The tide has changed. Now the role is filled by promising young players like Brenden Aaronson, Gio Reyna, Konrad, Ulysses Llanez, Djordje Mihailovic, Gianluca Busio, Cole Bassett, Luca de la Torre, and more. Christian Pulisic is also fairly creative.

What gives? How did this happen so suddenly? The answer is clearly that Americans finally stopped focusing on developing players in youth systems that favored size and speed over technical ability and dug up unpolished gems from America’s hard-scrabble favelas. Wait, that’s not right. Uhhh.... Americans finally stopped focusing on developing players in youth systems that favored size and speed and leveraged its small size build a youth pipeline developed on publicly funded sports programs and built pitches accessible to every player while making top notch youth coaching licenses affordable. Wait, that’s not right. Uhhh... Americans finally stopped focusing on developing players in youth systems that favored size and speed came up with an innovative, simple, and effective solution to falling behind the world in order to win the 2014 World Cup. Wait not that one. Uhhhh... Americans finally stopped focusing on developing players in youth systems that favored size and speed and began sending it’s top talent to top college, hahahahahaha no that’ll never happen. So what is it?

Looking at those players, there seems to be a mix of different things. MLS academies finally started paying dividends and young players began earning playing time in the domestic league, dual nationals deciding to represent the USA, and Americans digging up long lost European relatives to get their EU passports stamped to develop abroad. It’s a great mix and a sustainable way to ensure that the team has a large pool of players to draw from. Presumably, this won’t last forever and one of these methods will lag while the other stays strong or gets better.

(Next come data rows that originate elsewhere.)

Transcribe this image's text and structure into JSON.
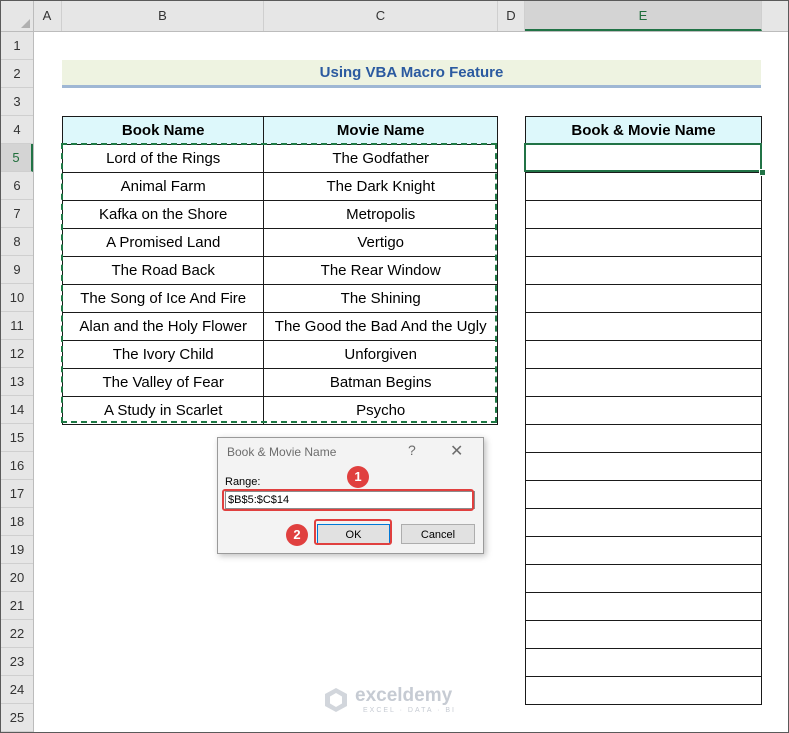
{
  "columns": [
    "A",
    "B",
    "C",
    "D",
    "E"
  ],
  "selected_column": "E",
  "rows": [
    "1",
    "2",
    "3",
    "4",
    "5",
    "6",
    "7",
    "8",
    "9",
    "10",
    "11",
    "12",
    "13",
    "14",
    "15",
    "16",
    "17",
    "18",
    "19",
    "20",
    "21",
    "22",
    "23",
    "24",
    "25"
  ],
  "selected_row": "5",
  "title": "Using VBA Macro Feature",
  "table": {
    "headers": [
      "Book Name",
      "Movie Name"
    ],
    "rows": [
      [
        "Lord of the Rings",
        "The Godfather"
      ],
      [
        "Animal Farm",
        "The Dark Knight"
      ],
      [
        "Kafka on the Shore",
        "Metropolis"
      ],
      [
        "A Promised Land",
        "Vertigo"
      ],
      [
        "The Road Back",
        "The Rear Window"
      ],
      [
        "The Song of Ice And Fire",
        "The Shining"
      ],
      [
        "Alan and the Holy Flower",
        "The Good the Bad And the Ugly"
      ],
      [
        "The Ivory Child",
        "Unforgiven"
      ],
      [
        "The Valley of Fear",
        "Batman Begins"
      ],
      [
        "A Study in Scarlet",
        "Psycho"
      ]
    ]
  },
  "output_table": {
    "header": "Book & Movie Name",
    "empty_rows": 20
  },
  "dialog": {
    "title": "Book & Movie Name",
    "help": "?",
    "close": "✕",
    "range_label": "Range:",
    "range_value": "$B$5:$C$14",
    "ok_label": "OK",
    "cancel_label": "Cancel"
  },
  "steps": [
    "1",
    "2"
  ],
  "watermark": {
    "name": "exceldemy",
    "tagline": "EXCEL · DATA · BI"
  },
  "colors": {
    "header_fill": "#ddf8fb",
    "title_fill": "#eef3e1",
    "title_text": "#2b5aa0",
    "marquee": "#1e7a45",
    "highlight": "#e0403f"
  }
}
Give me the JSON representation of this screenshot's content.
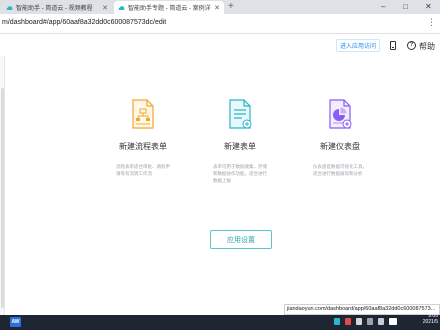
{
  "browser": {
    "tabs": [
      {
        "title": "智能助手 - 简道云 - 视频教程",
        "active": false
      },
      {
        "title": "智能助手专题 - 简道云 - 案例详情",
        "active": true
      }
    ],
    "new_tab": "+",
    "window_controls": [
      "–",
      "□",
      "✕"
    ],
    "url": "m/dashboard#/app/60aaf8a32dd0c600087573dc/edit",
    "status_url": "jiandaoyun.com/dashboard/app/60aaf8a32dd0c600087573..."
  },
  "header": {
    "access_button": "进入应用访问",
    "help_icon_glyph": "?",
    "help_label": "帮助"
  },
  "cards": [
    {
      "icon": "workflow-form-icon",
      "title": "新建流程表单",
      "description": "流程表单适合审批、请假申请等有流转工作流",
      "color": "#f0a732"
    },
    {
      "icon": "form-icon",
      "title": "新建表单",
      "description": "表单可用于数据收集、存储和数据协作功能，适合进行数据上报",
      "color": "#2bb5c9"
    },
    {
      "icon": "dashboard-icon",
      "title": "新建仪表盘",
      "description": "仪表盘是数据可视化工具，适合进行数据展现和分析",
      "color": "#8b5cf6"
    }
  ],
  "app_settings_button": "应用设置",
  "taskbar": {
    "start_label": "AW",
    "clock_time": "9:06",
    "clock_date": "2021/5"
  },
  "colors": {
    "accent": "#2fa4b0",
    "link": "#1f8ceb"
  }
}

In other words, there are a lot of ways to skin an omelette.